Balance and perspective are crucial to the daily, sometimes hourly, decisions Dr. Pamela Jensen makes as medical director of Texas Health Presbyterian Dallas hospital’s blood bank. From proficiency testing and quality control to accreditation maintenance, Dr. Jensen oversees all blood banking services for the Dallas campus.
“We have several large departments which depend on blood, including orthopedics, cardiovascular, hematology, oncology; so a robust blood bank is necessary to service those areas,” says Dr. Jensen.
When Dr. Jensen is asked about the ways in which she assesses the hospital’s blood bank, she shares that it’s important to look at the perspective of the patient and the blood bank. “The blood bank’s role is to provide the right product to the right patient at the right time,” says Dr. Jensen. “To make sure we get the products to them when they need it.”
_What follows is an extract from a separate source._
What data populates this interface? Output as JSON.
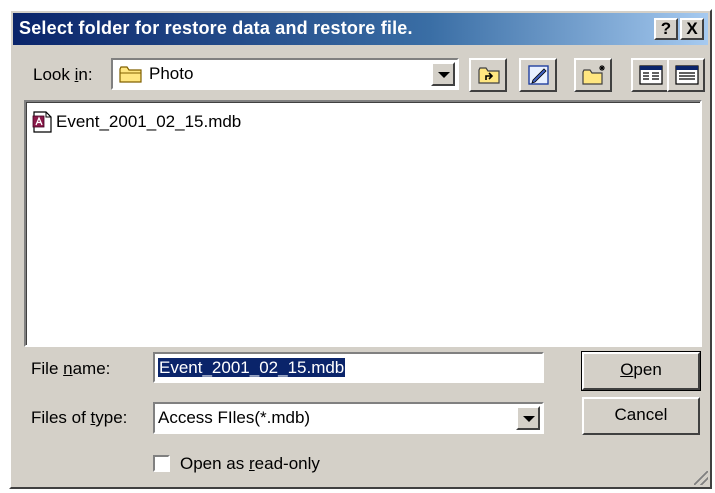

“In order to get those things accomplished, the blood bank has to have very tight processes,” says Dr. Jensen. “Also the blood bank needs to have a lot of support from its community blood center, because we have only a limited inventory of products in our hospital.”
According to Dr. Jensen, there are three important components to a successful relationship between her hospital’s blood bank and their blood center:
- Reasonable, convenient location
- Reliable access to technical expertise
- Strong customer service
The most important aspect, she shares, is that her team has a personal relationship with their community blood center. Whenever a problem arises and Dr. Jensen, or a member of her team, calls the blood center, they want to know the person with whom they’re speaking. She says her team truly depends on the blood center’s high level of customer service to meet routine and urgent needs.
“They, our community blood center, understands, as we do, that blood is not a commodity, but a precious resource.” – Dr. Jensen
“They, our community blood center, understands, as we do, that blood is not a commodity, but a precious resource,” says Dr. Jensen. “And they help us manage our inventory. We meet with them regularly to talk about our inventory needs.”
Dr. Jensen values her blood bank’s relationship with Carter BloodCare. She appreciates how the blood center helps her team in “a very personal way.” She shares an example about managing platelets, which have a very short shelf life.
“It’s a difficult problem for us because we get them [platelets] at about Day 2, and they expire at Day 5. So, if we don’t use them within 3 or 4 days, that product is wasted. And, that is a very expensive and very precious resource,” says Dr. Jensen. “So, our community blood center actually sends people around to our hospital every day to rotate those platelets and make sure that we waste as few as possible. And, I think that’s really good stewardship.”
Dr. Jensen aims to keep a balance of managing current blood banking protocols with implementing new blood supply techniques to improve the lives of patients. Recently, she discovered literature describing how liquid plasma could benefit massive transfusion and trauma patients, as well as help hospitals better manage blood supply, because the particular plasma has a longer shelf life. She reached out to Carter BloodCare’s experts for their feedback on the alternative. She says she is grateful for their expertise and counsel and is excited to report, “They’re going to be supplying that [liquid plasma] in the near future.”
Dr. Pamela Jensen is the Medical Director of Blood Bank in the Department of Pathology at Texas Health Presbyterian Dallas.